Day By Day© by Chris Muir.

Tuesday, December 20, 2005

Manly, moral men in movies

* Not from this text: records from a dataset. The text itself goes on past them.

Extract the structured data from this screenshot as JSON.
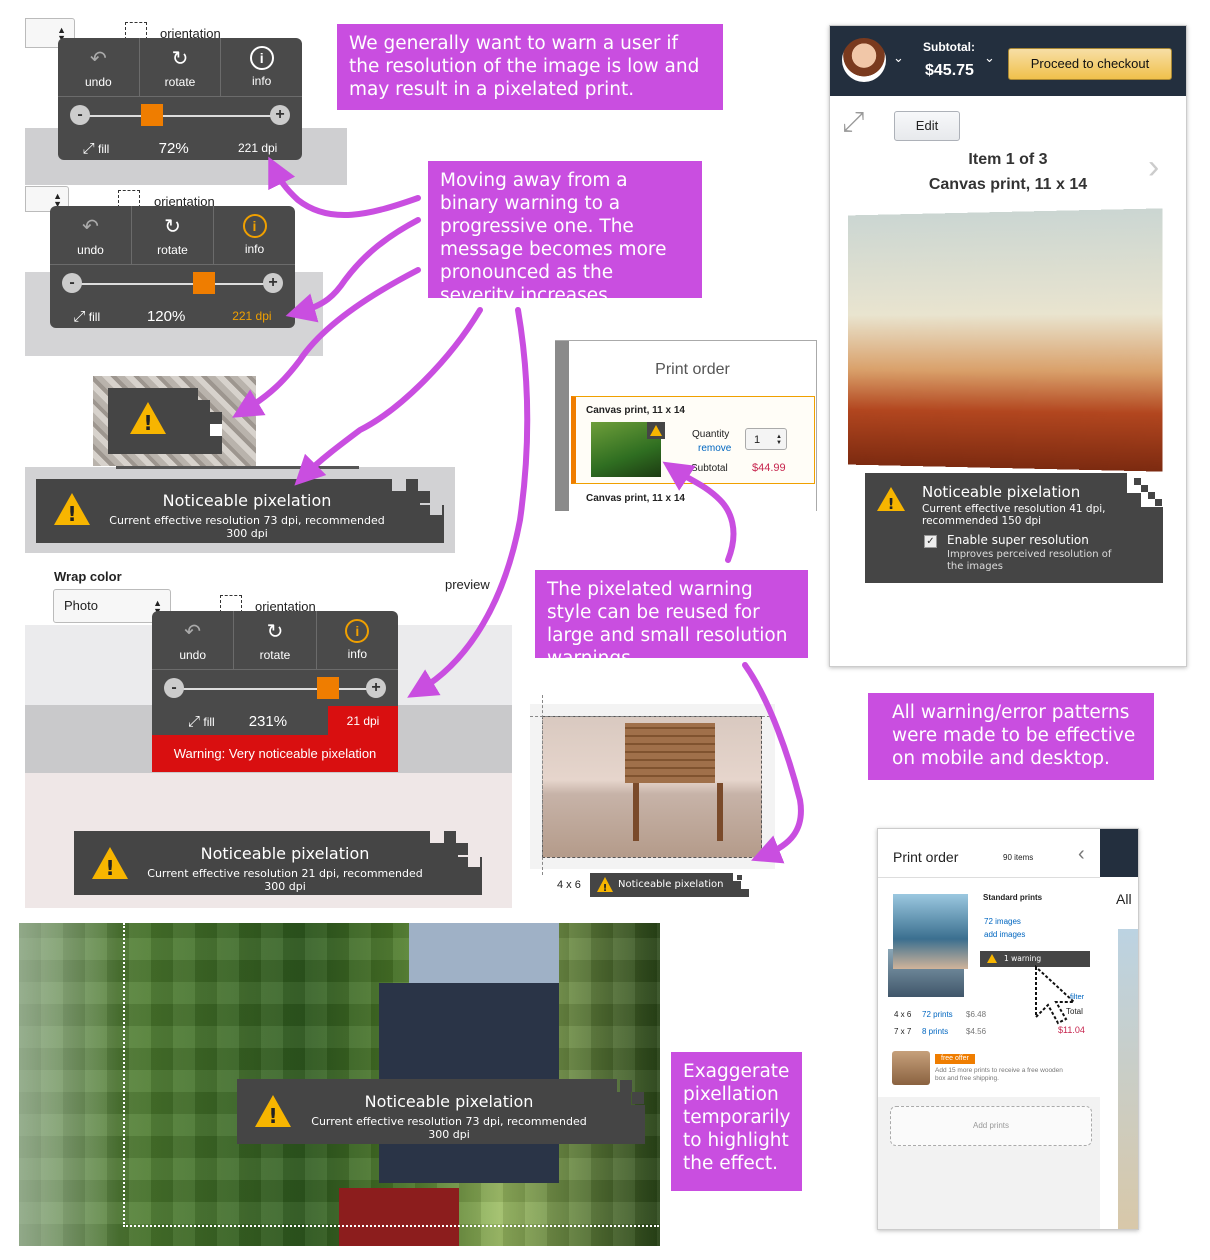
{
  "colors": {
    "accent": "#c94ee0",
    "warning_orange": "#ef7d00",
    "error_red": "#d90f10",
    "dark_bar": "#454545",
    "amazon_nav": "#232f3e",
    "checkout_yellow": "#f0c14b",
    "price_red": "#b12704"
  },
  "notes": {
    "n1": "We generally want to warn a user if the resolution of the image is low and may result in a pixelated print.",
    "n2": "Moving away from a binary warning to a progressive one. The message becomes more pronounced as the severity increases.",
    "n3": "The pixelated warning style can be reused for large and small resolution warnings.",
    "n4": "All warning/error patterns were made to be effective on mobile and desktop.",
    "n5": "Exaggerate pixellation temporarily to highlight the effect."
  },
  "editor1": {
    "orientation": "orientation",
    "undo": "undo",
    "rotate": "rotate",
    "info": "info",
    "fill": "fill",
    "zoom": "72%",
    "dpi": "221 dpi"
  },
  "editor2": {
    "orientation": "orientation",
    "undo": "undo",
    "rotate": "rotate",
    "info": "info",
    "fill": "fill",
    "zoom": "120%",
    "dpi": "221 dpi"
  },
  "editor3": {
    "wrap_label": "Wrap color",
    "wrap_value": "Photo",
    "preview": "preview",
    "orientation": "orientation",
    "undo": "undo",
    "rotate": "rotate",
    "info": "info",
    "fill": "fill",
    "zoom": "231%",
    "dpi": "21 dpi",
    "error": "Warning: Very noticeable pixelation"
  },
  "warn1": {
    "title": "Noticeable pixelation",
    "detail": "Current effective resolution 73 dpi, recommended 300 dpi"
  },
  "warn2": {
    "title": "Noticeable pixelation",
    "detail": "Current effective resolution 21 dpi, recommended 300 dpi"
  },
  "warn3": {
    "title": "Noticeable pixelation",
    "detail": "Current effective resolution 73 dpi, recommended 300 dpi"
  },
  "print_order": {
    "title": "Print order",
    "item": "Canvas print, 11 x 14",
    "quantity_label": "Quantity",
    "quantity": "1",
    "remove": "remove",
    "subtotal_label": "Subtotal",
    "subtotal": "$44.99",
    "item2": "Canvas print, 11 x 14"
  },
  "small_preview": {
    "size": "4 x 6",
    "warning": "Noticeable pixelation"
  },
  "mobile": {
    "subtotal_label": "Subtotal:",
    "subtotal": "$45.75",
    "checkout": "Proceed to checkout",
    "edit": "Edit",
    "item_count": "Item 1 of 3",
    "item_name": "Canvas print, 11 x 14",
    "warn_title": "Noticeable pixelation",
    "warn_detail": "Current effective resolution 41 dpi, recommended 150 dpi",
    "super_title": "Enable super resolution",
    "super_detail": "Improves perceived resolution of the images"
  },
  "order_panel": {
    "title": "Print order",
    "items": "90 items",
    "section": "Standard prints",
    "images": "72 images",
    "add_images": "add images",
    "warning": "1 warning",
    "rows": [
      {
        "size": "4 x 6",
        "prints": "72 prints",
        "price": "$6.48"
      },
      {
        "size": "7 x 7",
        "prints": "8 prints",
        "price": "$4.56"
      }
    ],
    "filter": "filter",
    "total": "Total",
    "total_value": "$11.04",
    "offer_badge": "free offer",
    "offer_text": "Add 15 more prints to receive a free wooden box and free shipping.",
    "add_prints": "Add prints",
    "right_label": "All"
  }
}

After including a devastating quotation from Stephen Greydanus about how Brokeback Mountain is an utterly nihilistic film when it comes to destroying any last vestiges of noble masculinity, Patrick, at the Paragraph Farmer, takes upon himself the task of coming up with a "triple bill for people who want cinematic portraits of masculinity: Outlaw Josey Wales, Glory, and Finding Forrester, Chariots of Fire, Ulee's Gold, or The Mission." I've never looked at movies in that light, so I'm struggling to come up with the best portrayals of manly, moral men in movies. I've decided that my list is: 1. Rhett Butler, in Gone With The Wind. Yes, he's a bit of a crook, but he's as masculine as they come, and his very cynicism enables him to engage in and be true to his own code of honor. (This is even more clear if you read the book, where he proves to be very decent to those whom he truly admires, such as Melanie Wilkes, as opposed to those he disdains, such as those who have a weird love affair with Southern slave mythology.) 2. Phil, in Groundhog Day. Phil is a manly man, in that he really wants to get the girl. He's a moral man in that, during his endless day, which he repeats over and over, he develops an inner morality, premised on caring for those unable to care for themselves, helping people in true heroic fashion and, oh by the way, winning the girl after having developed these manly and moral traits. 3. Brig. Gen. Frank Savage in Twelve O'Clock High, who takes on an air squadron with a moral problem and whips it into shape. He does it by demonstrating what many would consider the worst masculine traits -- using shame, verbal brutality, aggression, etc. -- but he takes as good as he gives and, because these methods are successful, he dramatically increases each of his flyer's chances of survival. Great movie. Very manly many stuff. Anyone who wants to run with this meme should consider himself or herself tagged. UPDATE: Just got back from Narnia and I have to add Peter to the list. The boy is portrayed as callow and bossy in the beginning, and then morphs into a true manly man: honest, brave, kind, thoughtful. It's nice to think of legions of boys and young men seeing this. One hopes they see it soon enough in their development that the taint of pop culture doesn't leave them feeling he's dorky, rather than a truly noble, manly man.